*** Source records Section Begins ***

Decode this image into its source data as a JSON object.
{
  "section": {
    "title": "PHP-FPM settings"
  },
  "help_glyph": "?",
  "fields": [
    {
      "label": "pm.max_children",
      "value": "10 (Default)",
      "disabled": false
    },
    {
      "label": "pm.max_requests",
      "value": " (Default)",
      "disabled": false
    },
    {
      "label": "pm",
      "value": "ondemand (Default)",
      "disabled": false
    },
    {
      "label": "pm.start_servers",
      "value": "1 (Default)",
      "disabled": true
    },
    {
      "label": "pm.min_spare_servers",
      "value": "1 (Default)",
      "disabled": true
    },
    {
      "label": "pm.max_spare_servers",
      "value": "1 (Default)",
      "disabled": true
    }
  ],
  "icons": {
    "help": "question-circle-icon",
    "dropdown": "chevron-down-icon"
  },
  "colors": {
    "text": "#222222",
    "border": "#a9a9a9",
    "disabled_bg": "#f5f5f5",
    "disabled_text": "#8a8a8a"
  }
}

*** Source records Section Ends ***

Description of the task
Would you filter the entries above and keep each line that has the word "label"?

Result below
      "label": "pm.max_children",
      "label": "pm.max_requests",
      "label": "pm",
      "label": "pm.start_servers",
      "label": "pm.min_spare_servers",
      "label": "pm.max_spare_servers",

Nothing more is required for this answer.